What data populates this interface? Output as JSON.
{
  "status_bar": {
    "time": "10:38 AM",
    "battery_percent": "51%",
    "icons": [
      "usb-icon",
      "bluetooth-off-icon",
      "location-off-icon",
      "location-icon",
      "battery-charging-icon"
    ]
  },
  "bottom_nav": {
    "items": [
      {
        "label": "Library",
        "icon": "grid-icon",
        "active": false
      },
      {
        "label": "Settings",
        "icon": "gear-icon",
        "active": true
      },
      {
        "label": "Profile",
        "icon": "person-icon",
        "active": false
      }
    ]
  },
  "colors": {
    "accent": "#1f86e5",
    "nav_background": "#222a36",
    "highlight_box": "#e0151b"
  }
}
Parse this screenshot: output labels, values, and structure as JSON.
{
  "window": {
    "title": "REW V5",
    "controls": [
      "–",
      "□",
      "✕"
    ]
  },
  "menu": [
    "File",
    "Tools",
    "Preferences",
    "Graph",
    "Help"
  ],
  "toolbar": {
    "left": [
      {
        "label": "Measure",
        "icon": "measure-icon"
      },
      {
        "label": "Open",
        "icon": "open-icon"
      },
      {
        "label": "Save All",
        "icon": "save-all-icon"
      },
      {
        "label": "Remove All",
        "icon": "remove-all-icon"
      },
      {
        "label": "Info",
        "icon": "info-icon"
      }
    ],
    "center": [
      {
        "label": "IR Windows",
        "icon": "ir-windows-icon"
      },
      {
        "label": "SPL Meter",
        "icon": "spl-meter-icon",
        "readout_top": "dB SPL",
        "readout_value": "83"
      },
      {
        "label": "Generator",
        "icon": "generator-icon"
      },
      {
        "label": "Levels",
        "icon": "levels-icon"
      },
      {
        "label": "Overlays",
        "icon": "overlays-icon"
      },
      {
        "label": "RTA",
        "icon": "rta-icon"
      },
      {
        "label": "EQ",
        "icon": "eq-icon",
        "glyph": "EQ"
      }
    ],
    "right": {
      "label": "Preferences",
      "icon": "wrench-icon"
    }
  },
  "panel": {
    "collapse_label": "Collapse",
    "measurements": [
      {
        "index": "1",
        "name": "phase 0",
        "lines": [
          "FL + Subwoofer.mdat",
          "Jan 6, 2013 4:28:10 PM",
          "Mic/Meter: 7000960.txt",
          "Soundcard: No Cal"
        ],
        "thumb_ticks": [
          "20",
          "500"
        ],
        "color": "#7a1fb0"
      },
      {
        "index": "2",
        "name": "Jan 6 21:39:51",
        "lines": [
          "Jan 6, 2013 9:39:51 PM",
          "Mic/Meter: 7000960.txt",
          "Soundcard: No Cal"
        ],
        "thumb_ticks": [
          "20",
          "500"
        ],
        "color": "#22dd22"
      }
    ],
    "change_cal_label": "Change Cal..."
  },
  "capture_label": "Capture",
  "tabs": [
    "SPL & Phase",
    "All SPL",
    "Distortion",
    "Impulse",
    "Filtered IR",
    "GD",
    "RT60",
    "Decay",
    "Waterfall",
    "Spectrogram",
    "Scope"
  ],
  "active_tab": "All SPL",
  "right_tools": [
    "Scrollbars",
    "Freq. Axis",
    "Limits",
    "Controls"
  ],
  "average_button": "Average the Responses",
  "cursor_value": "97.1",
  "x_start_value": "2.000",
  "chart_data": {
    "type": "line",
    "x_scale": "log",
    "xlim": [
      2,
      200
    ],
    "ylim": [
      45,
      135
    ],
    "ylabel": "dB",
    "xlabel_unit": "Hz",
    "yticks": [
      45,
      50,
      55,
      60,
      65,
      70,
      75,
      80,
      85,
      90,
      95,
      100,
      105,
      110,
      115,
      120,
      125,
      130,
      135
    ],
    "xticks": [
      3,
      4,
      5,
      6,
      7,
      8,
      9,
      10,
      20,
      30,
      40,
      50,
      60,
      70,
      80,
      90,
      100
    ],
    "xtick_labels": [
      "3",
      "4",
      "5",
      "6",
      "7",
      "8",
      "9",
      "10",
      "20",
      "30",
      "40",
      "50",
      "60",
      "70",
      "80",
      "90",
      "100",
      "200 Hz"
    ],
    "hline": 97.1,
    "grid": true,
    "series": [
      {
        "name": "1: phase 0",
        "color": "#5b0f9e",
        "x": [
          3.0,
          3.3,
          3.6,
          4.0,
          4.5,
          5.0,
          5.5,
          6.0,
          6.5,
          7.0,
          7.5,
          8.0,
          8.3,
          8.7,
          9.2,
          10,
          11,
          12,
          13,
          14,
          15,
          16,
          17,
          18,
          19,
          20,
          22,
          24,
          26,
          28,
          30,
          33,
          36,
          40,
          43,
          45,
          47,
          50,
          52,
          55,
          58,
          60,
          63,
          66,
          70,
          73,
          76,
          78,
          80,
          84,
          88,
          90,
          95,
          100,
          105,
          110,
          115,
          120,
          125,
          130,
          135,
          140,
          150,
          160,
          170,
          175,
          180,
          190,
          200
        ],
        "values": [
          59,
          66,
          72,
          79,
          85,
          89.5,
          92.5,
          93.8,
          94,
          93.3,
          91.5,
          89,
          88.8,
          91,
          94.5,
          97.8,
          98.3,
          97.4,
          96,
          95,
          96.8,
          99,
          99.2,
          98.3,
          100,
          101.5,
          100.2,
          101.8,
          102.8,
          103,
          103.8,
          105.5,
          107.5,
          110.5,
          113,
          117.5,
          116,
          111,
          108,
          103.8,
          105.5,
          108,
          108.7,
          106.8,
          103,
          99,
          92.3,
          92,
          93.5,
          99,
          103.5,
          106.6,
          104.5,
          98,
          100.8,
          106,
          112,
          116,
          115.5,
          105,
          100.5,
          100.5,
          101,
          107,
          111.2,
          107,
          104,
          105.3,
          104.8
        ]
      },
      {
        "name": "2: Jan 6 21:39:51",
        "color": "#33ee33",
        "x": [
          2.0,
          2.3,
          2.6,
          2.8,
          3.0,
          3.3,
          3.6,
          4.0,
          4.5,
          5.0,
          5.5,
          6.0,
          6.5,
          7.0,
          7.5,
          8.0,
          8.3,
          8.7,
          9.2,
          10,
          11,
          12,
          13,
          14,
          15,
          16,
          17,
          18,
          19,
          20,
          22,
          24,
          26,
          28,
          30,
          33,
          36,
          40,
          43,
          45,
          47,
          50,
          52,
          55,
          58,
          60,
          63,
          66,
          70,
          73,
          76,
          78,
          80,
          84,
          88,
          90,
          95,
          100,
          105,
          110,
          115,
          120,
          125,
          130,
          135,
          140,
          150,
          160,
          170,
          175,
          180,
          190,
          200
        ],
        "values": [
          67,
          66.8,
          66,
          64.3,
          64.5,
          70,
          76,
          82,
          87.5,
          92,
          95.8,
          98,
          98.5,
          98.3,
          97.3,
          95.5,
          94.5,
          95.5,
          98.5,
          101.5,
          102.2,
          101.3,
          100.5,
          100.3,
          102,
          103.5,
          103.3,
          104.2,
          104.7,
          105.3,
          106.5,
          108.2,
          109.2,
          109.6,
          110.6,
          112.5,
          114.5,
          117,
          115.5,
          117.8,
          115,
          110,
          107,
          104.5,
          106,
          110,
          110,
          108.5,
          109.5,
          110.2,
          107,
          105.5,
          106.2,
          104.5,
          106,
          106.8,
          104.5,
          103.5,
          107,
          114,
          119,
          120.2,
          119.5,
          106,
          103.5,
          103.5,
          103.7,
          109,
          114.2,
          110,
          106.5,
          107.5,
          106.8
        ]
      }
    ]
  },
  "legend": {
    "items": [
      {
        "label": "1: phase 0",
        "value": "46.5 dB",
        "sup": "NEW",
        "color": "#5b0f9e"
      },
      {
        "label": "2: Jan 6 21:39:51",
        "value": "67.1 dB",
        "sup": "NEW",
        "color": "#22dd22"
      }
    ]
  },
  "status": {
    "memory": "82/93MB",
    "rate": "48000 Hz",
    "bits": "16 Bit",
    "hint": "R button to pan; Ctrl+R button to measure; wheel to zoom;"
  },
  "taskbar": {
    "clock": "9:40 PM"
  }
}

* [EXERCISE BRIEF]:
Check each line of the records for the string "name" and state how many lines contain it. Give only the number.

* [ANSWER AREA]:
4